The collapse of the Simpay project is an excellent example.
Simpay was going to create a costly pan-European (eventually, global) system for taking much of the cash out of the economy, and turning it into e-cash over phone networks. It was costly—in the sense that money had to be raised up front—and it fell apart earlier this year when all the partners voted for it, bar one.
That one, though nobody reported this at the time, was T-Mobile. It is beyond understanding, unless you assume either that T-Mobile simply couldnt afford the million dollars it would have had to invest, or that T-Mobile simply couldnt understand the need for, or the attractive returns possible with, the Simpay system.
Me, I go for the second. I think T-Mobile has lost its marbles, its way and the race for the future, simply because it is having to focus entirely on saving money.
That, I suspect, is why insiders are saying that T-Mobile wont buy O2. Not because they dont have the money (they dont have the money, by the way!) nor because they understand that the price is absurd, even—but because they honestly dont see the advantages of buying it, nor the penalties theyll suffer if they dont.
Contributing columnist Guy Kewney has been irritating the complacent in high tech since 1974. Previously with PC Mag UK and ZDNet UK, Guy helped found InfoWorld, Personal Computer World, MicroScope, PC Dealer, AFAICS Research and NewsWireless.
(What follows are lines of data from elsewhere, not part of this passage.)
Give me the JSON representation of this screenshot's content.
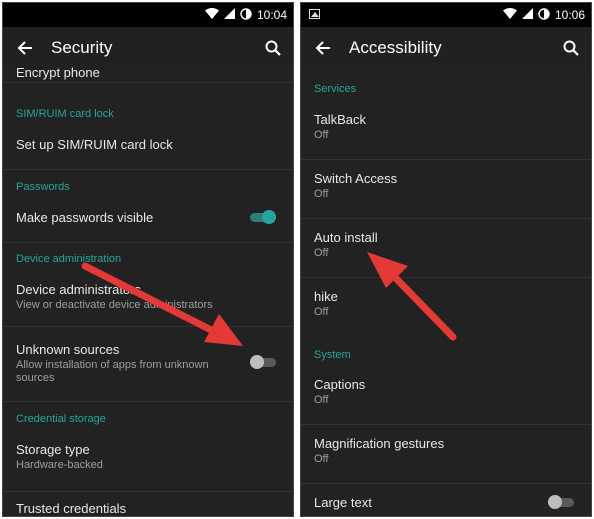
{
  "left": {
    "status": {
      "time": "10:04"
    },
    "toolbar": {
      "title": "Security"
    },
    "items": {
      "encrypt": {
        "title": "Encrypt phone"
      },
      "sim_category": "SIM/RUIM card lock",
      "sim_setup": {
        "title": "Set up SIM/RUIM card lock"
      },
      "passwords_category": "Passwords",
      "make_visible": {
        "title": "Make passwords visible",
        "toggle": "on"
      },
      "device_admin_category": "Device administration",
      "device_admins": {
        "title": "Device administrators",
        "summary": "View or deactivate device administrators"
      },
      "unknown_sources": {
        "title": "Unknown sources",
        "summary": "Allow installation of apps from unknown sources",
        "toggle": "off"
      },
      "credential_category": "Credential storage",
      "storage_type": {
        "title": "Storage type",
        "summary": "Hardware-backed"
      },
      "trusted": {
        "title": "Trusted credentials"
      }
    }
  },
  "right": {
    "status": {
      "time": "10:06"
    },
    "toolbar": {
      "title": "Accessibility"
    },
    "items": {
      "services_category": "Services",
      "talkback": {
        "title": "TalkBack",
        "summary": "Off"
      },
      "switch_access": {
        "title": "Switch Access",
        "summary": "Off"
      },
      "auto_install": {
        "title": "Auto install",
        "summary": "Off"
      },
      "hike": {
        "title": "hike",
        "summary": "Off"
      },
      "system_category": "System",
      "captions": {
        "title": "Captions",
        "summary": "Off"
      },
      "magnification": {
        "title": "Magnification gestures",
        "summary": "Off"
      },
      "large_text": {
        "title": "Large text",
        "toggle": "off"
      }
    }
  },
  "colors": {
    "accent": "#26a69a",
    "background": "#222222",
    "arrow": "#e53935"
  },
  "icons": [
    "wifi-icon",
    "signal-icon",
    "battery-icon",
    "back-arrow-icon",
    "search-icon",
    "notification-image-icon"
  ]
}
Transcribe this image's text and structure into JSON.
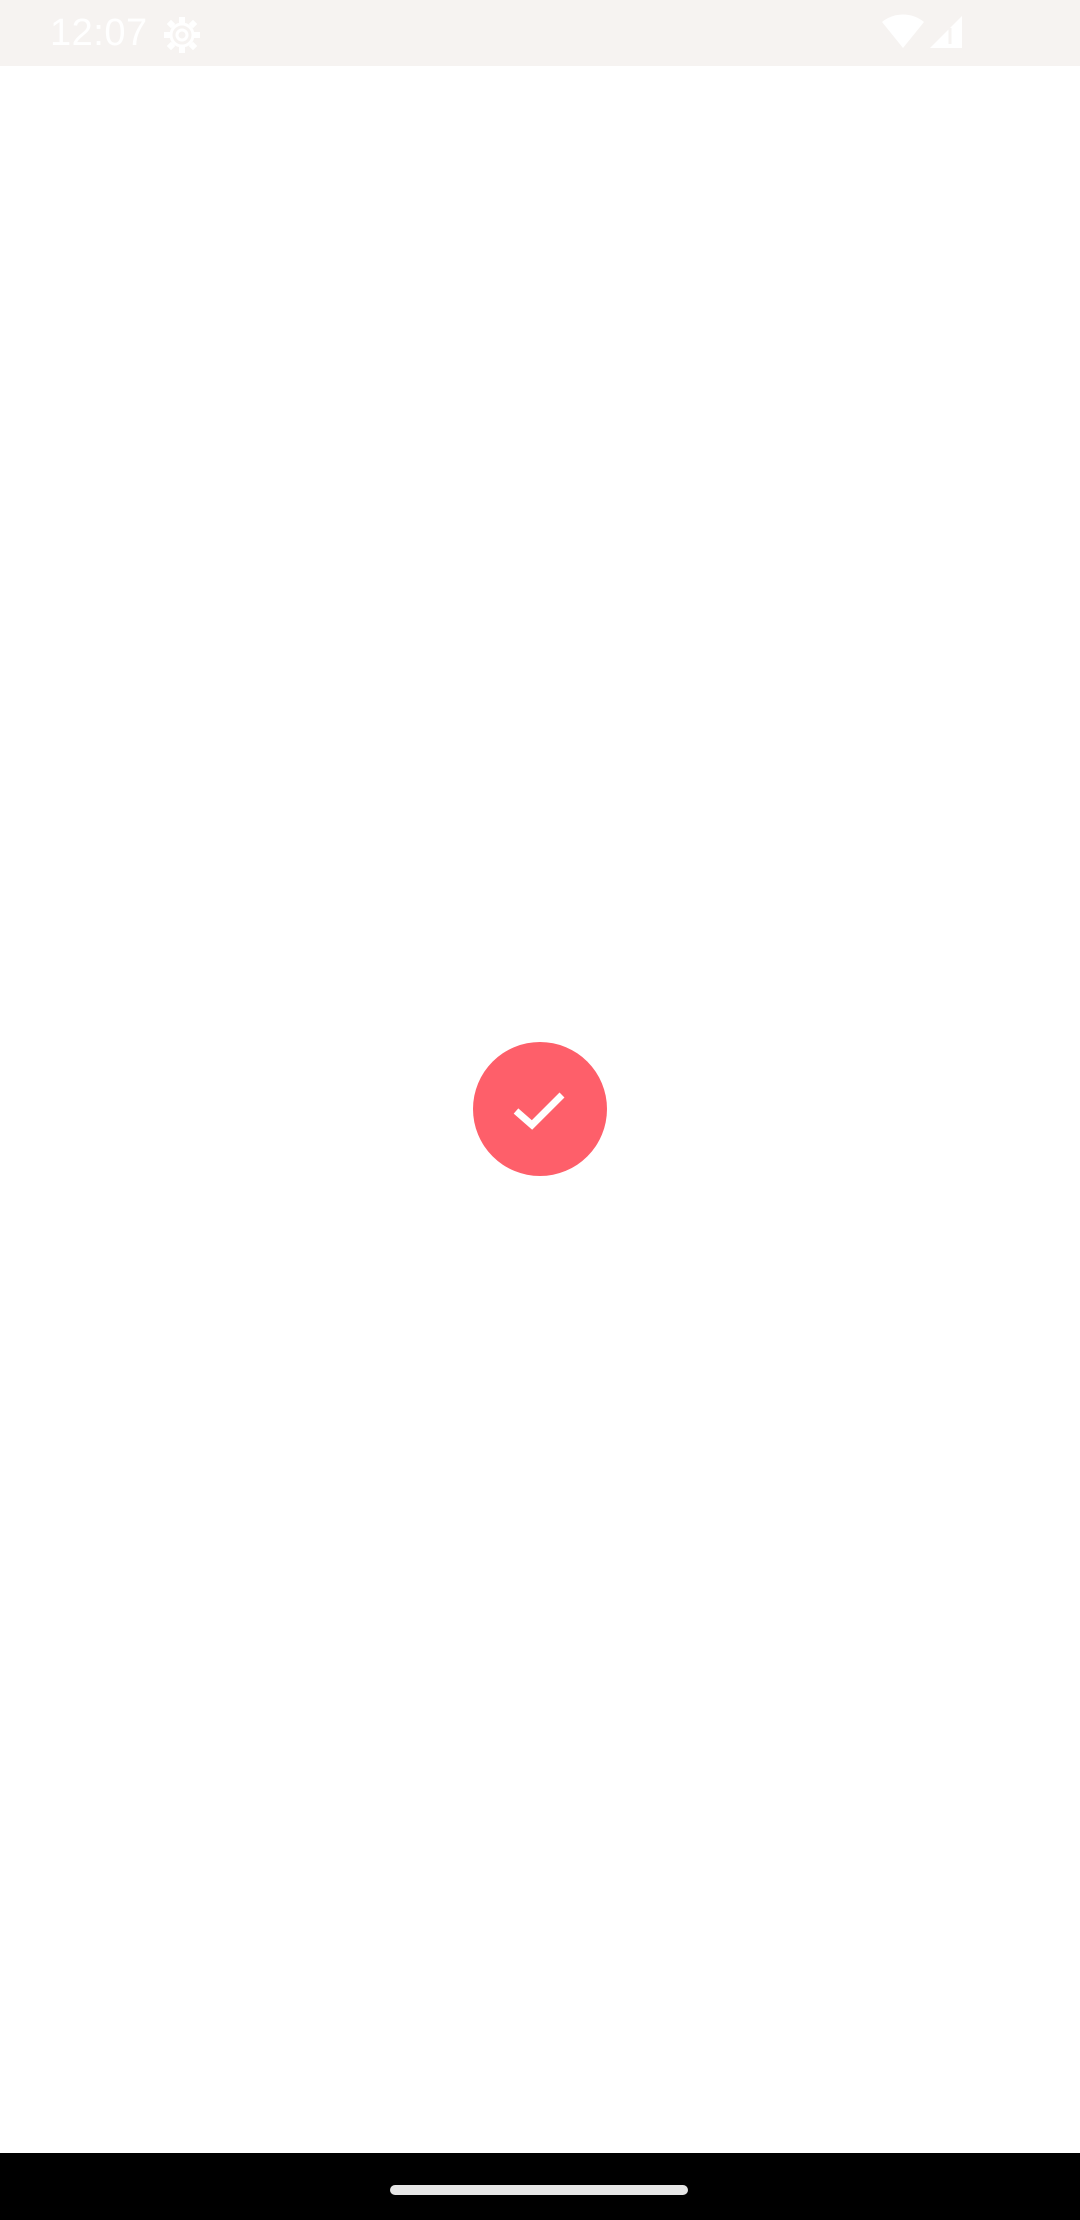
{
  "status_bar": {
    "time": "12:07",
    "icons": [
      "settings-gear-icon",
      "wifi-icon",
      "cellular-signal-icon"
    ]
  },
  "main": {
    "success_icon": "check-icon"
  },
  "nav_bar": {
    "handle": "home-gesture-handle"
  },
  "colors": {
    "status_bar_bg": "#f6f3f1",
    "accent": "#fe5f6a",
    "background": "#ffffff",
    "nav_bar_bg": "#000000"
  }
}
And he only commits one blog—forgiveable, surely? He can be reached at firstname.lastname@example.org.